The proposed Preservation, Enhancement, and Transformation of Rental Assistance Act of 2010 (PETRA) would allow residents of subsidized projects to move—with a portable housing voucher—after living in the project for at least two years. The vacated housing unit would still be subsidized, opening up an opportunity for another low-income family from the waiting list. And the voucher for the departing household would be drawn from the locality's available pool of "turn over" vouchers.2 So the administration's proposal leaves the total number of subsidized housing units and the number of assisted households unchanged. What's new is that all households receiving assistance would have more choices about where to use their assistance. Allowing all federally subsidized renters the freedom to choose where to live can contribute to better outcomes for families.

(End of excerpt.
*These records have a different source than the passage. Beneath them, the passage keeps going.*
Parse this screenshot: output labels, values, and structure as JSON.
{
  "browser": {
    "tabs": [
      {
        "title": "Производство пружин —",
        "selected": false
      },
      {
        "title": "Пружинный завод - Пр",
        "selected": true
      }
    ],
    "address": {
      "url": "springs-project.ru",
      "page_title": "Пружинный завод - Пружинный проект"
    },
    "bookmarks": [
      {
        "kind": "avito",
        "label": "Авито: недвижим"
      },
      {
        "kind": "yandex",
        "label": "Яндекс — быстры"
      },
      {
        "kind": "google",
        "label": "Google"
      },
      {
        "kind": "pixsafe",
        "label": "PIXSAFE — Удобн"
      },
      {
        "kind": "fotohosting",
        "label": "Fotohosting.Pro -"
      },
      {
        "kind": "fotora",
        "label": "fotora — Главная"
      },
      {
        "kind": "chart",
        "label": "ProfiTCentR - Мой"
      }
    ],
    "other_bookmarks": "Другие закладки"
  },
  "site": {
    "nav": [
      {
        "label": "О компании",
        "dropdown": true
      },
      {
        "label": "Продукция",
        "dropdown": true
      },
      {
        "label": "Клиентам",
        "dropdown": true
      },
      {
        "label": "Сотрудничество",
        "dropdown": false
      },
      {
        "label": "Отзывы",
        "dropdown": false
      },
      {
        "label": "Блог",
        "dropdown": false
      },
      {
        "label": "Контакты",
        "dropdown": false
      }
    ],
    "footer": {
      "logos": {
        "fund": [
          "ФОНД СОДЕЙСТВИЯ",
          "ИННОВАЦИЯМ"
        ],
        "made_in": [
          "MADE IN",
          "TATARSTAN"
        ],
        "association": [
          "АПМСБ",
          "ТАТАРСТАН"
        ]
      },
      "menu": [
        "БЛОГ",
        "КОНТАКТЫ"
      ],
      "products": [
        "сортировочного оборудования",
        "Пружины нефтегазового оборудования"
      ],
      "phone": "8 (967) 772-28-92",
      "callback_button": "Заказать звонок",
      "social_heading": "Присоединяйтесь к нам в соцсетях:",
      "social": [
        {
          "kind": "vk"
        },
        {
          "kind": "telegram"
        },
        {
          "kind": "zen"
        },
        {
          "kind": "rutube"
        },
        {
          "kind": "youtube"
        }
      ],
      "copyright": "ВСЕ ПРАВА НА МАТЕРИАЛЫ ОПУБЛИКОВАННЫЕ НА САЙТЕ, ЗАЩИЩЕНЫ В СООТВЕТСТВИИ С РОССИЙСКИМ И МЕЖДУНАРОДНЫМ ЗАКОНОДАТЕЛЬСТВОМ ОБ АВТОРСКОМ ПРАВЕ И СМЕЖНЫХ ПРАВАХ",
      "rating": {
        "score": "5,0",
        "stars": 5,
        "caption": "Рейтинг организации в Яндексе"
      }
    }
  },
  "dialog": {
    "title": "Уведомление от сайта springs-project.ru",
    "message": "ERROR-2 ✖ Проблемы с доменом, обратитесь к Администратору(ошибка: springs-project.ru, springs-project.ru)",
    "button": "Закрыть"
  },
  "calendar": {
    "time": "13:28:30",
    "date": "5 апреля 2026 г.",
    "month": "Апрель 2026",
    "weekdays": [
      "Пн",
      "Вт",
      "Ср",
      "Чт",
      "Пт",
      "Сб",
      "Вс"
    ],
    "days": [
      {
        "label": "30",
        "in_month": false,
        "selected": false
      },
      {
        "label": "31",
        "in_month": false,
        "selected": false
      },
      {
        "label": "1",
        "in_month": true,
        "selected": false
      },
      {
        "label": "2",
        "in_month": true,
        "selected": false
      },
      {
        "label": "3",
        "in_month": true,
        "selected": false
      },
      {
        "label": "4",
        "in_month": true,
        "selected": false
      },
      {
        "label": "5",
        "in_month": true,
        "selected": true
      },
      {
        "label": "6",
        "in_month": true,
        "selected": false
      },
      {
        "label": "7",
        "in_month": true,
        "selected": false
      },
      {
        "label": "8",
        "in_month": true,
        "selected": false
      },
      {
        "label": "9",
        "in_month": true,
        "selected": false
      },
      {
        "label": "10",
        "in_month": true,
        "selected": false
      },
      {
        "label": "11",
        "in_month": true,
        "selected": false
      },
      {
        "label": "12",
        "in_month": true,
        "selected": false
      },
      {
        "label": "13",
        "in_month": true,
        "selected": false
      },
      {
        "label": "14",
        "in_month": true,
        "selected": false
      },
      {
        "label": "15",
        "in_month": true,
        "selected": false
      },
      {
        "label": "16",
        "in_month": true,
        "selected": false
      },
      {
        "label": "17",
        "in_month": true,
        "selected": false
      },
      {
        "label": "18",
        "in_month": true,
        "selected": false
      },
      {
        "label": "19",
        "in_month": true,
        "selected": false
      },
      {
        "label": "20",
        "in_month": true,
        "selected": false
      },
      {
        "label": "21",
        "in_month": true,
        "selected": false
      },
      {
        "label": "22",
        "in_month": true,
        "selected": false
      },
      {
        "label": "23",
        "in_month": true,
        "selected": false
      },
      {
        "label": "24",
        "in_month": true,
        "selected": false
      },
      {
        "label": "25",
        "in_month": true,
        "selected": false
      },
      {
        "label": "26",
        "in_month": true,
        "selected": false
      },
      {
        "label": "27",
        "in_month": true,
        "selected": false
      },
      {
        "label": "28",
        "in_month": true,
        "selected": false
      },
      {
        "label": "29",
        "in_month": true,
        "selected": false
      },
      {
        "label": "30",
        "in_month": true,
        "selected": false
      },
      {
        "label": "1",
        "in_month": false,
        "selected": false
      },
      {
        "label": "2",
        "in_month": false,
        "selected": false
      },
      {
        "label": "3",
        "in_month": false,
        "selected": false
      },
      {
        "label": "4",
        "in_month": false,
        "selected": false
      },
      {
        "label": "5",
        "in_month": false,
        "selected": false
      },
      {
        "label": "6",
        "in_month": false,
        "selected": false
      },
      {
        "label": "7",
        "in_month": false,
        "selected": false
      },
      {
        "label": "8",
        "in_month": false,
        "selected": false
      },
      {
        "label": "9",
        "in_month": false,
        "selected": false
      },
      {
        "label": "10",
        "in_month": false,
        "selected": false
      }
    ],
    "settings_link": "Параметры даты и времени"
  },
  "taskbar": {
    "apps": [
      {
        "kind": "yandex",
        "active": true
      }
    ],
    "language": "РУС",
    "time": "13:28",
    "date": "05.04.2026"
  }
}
The full report is available in PDF format.)

Topics/Tags: | Cities and Neighborhoods | Governing | Housing

Usage and reprints: Most publications may be downloaded free of charge from the web site and may be used and copies made for research, academic, policy or other non-commercial purposes. Proper attribution is required. Posting UI research papers on other websites is permitted subject to prior approval from the Urban Institute—contact publicaffairs@urban.org.

If you are unable to access or print the PDF document please contact us or call the Publications Office at (202) 261-5687.

Disclaimer: The nonpartisan Urban Institute publishes studies, reports, and books on timely topics worthy of public consideration. The views expressed are those of the authors and should not be attributed to the Urban Institute, its trustees, or its funders. Copyright of the written materials contained within the Urban Institute website is owned or controlled by the Urban Institute.

Source: The Urban Institute, © 2012 | http://www.urban.org